• YOUR ASSIGNMENT:
Please return the records below exactly as they stand.

↓

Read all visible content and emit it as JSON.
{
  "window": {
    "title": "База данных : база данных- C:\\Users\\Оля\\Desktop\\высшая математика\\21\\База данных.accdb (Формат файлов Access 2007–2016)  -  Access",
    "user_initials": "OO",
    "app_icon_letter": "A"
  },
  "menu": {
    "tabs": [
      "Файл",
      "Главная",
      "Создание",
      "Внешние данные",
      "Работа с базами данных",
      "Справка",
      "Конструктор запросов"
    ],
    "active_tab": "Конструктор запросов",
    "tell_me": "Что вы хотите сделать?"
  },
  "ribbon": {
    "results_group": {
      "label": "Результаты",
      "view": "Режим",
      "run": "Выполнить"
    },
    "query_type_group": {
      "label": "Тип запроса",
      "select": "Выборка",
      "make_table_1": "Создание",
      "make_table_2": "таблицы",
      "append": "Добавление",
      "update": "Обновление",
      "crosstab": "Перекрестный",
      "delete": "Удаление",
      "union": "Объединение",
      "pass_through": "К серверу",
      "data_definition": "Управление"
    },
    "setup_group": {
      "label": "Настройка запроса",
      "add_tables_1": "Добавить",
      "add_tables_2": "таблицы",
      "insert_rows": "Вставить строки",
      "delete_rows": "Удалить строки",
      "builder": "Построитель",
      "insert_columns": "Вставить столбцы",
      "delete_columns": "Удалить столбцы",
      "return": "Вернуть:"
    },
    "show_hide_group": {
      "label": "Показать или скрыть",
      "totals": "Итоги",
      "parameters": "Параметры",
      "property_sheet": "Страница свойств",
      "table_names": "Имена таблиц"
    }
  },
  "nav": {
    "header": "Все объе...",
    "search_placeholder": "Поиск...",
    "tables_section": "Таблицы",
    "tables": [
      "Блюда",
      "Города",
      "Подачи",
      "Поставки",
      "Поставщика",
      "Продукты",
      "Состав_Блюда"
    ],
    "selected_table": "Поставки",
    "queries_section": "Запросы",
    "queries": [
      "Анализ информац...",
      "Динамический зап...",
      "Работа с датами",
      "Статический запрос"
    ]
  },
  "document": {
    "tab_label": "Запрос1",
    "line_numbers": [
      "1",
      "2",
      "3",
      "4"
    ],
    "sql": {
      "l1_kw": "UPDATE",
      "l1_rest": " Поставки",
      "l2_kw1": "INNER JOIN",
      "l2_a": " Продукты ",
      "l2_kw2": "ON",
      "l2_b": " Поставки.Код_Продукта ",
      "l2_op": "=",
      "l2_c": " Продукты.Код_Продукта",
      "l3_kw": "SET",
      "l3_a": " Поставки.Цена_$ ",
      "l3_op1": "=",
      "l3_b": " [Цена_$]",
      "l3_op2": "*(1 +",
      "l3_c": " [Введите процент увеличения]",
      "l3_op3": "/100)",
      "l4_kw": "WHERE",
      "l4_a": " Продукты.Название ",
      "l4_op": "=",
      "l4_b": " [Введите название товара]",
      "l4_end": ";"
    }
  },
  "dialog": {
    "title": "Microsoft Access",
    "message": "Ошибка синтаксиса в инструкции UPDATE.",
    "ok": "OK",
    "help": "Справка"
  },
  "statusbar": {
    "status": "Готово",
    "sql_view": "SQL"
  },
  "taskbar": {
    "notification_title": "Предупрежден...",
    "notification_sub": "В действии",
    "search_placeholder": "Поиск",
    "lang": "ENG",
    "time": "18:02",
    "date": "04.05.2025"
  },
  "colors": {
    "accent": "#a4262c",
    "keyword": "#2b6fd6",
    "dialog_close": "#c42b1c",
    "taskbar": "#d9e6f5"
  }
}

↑

• ANSWER AREA:
Read all visible content and emit it as JSON.
{
  "window": {
    "title": "База данных : база данных- C:\\Users\\Оля\\Desktop\\высшая математика\\21\\База данных.accdb (Формат файлов Access 2007–2016)  -  Access",
    "user_initials": "OO",
    "app_icon_letter": "A"
  },
  "menu": {
    "tabs": [
      "Файл",
      "Главная",
      "Создание",
      "Внешние данные",
      "Работа с базами данных",
      "Справка",
      "Конструктор запросов"
    ],
    "active_tab": "Конструктор запросов",
    "tell_me": "Что вы хотите сделать?"
  },
  "ribbon": {
    "results_group": {
      "label": "Результаты",
      "view": "Режим",
      "run": "Выполнить"
    },
    "query_type_group": {
      "label": "Тип запроса",
      "select": "Выборка",
      "make_table_1": "Создание",
      "make_table_2": "таблицы",
      "append": "Добавление",
      "update": "Обновление",
      "crosstab": "Перекрестный",
      "delete": "Удаление",
      "union": "Объединение",
      "pass_through": "К серверу",
      "data_definition": "Управление"
    },
    "setup_group": {
      "label": "Настройка запроса",
      "add_tables_1": "Добавить",
      "add_tables_2": "таблицы",
      "insert_rows": "Вставить строки",
      "delete_rows": "Удалить строки",
      "builder": "Построитель",
      "insert_columns": "Вставить столбцы",
      "delete_columns": "Удалить столбцы",
      "return": "Вернуть:"
    },
    "show_hide_group": {
      "label": "Показать или скрыть",
      "totals": "Итоги",
      "parameters": "Параметры",
      "property_sheet": "Страница свойств",
      "table_names": "Имена таблиц"
    }
  },
  "nav": {
    "header": "Все объе...",
    "search_placeholder": "Поиск...",
    "tables_section": "Таблицы",
    "tables": [
      "Блюда",
      "Города",
      "Подачи",
      "Поставки",
      "Поставщика",
      "Продукты",
      "Состав_Блюда"
    ],
    "selected_table": "Поставки",
    "queries_section": "Запросы",
    "queries": [
      "Анализ информац...",
      "Динамический зап...",
      "Работа с датами",
      "Статический запрос"
    ]
  },
  "document": {
    "tab_label": "Запрос1",
    "line_numbers": [
      "1",
      "2",
      "3",
      "4"
    ],
    "sql": {
      "l1_kw": "UPDATE",
      "l1_rest": " Поставки",
      "l2_kw1": "INNER JOIN",
      "l2_a": " Продукты ",
      "l2_kw2": "ON",
      "l2_b": " Поставки.Код_Продукта ",
      "l2_op": "=",
      "l2_c": " Продукты.Код_Продукта",
      "l3_kw": "SET",
      "l3_a": " Поставки.Цена_$ ",
      "l3_op1": "=",
      "l3_b": " [Цена_$]",
      "l3_op2": "*(1 +",
      "l3_c": " [Введите процент увеличения]",
      "l3_op3": "/100)",
      "l4_kw": "WHERE",
      "l4_a": " Продукты.Название ",
      "l4_op": "=",
      "l4_b": " [Введите название товара]",
      "l4_end": ";"
    }
  },
  "dialog": {
    "title": "Microsoft Access",
    "message": "Ошибка синтаксиса в инструкции UPDATE.",
    "ok": "OK",
    "help": "Справка"
  },
  "statusbar": {
    "status": "Готово",
    "sql_view": "SQL"
  },
  "taskbar": {
    "notification_title": "Предупрежден...",
    "notification_sub": "В действии",
    "search_placeholder": "Поиск",
    "lang": "ENG",
    "time": "18:02",
    "date": "04.05.2025"
  },
  "colors": {
    "accent": "#a4262c",
    "keyword": "#2b6fd6",
    "dialog_close": "#c42b1c",
    "taskbar": "#d9e6f5"
  }
}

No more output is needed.